■ Task to complete ■
All lines in the material below that contain "icon" should be located and copied.

......

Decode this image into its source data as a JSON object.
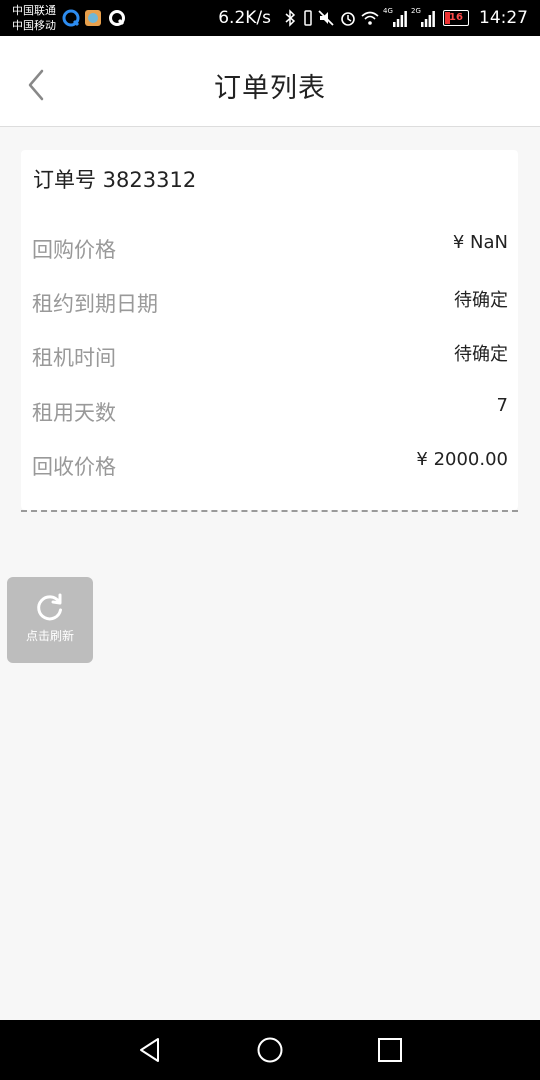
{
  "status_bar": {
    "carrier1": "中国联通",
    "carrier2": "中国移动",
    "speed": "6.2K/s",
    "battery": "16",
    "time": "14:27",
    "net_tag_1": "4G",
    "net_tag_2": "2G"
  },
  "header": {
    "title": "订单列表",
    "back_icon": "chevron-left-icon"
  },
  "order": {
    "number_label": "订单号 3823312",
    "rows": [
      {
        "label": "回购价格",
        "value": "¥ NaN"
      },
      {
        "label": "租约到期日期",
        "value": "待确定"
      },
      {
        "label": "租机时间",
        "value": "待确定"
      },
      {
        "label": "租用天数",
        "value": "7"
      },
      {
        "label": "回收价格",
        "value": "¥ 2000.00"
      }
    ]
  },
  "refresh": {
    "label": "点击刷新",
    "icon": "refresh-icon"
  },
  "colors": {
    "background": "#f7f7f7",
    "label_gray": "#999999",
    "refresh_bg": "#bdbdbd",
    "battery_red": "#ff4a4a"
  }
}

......

■ Task response ■
    "back_icon": "chevron-left-icon"
    "icon": "refresh-icon"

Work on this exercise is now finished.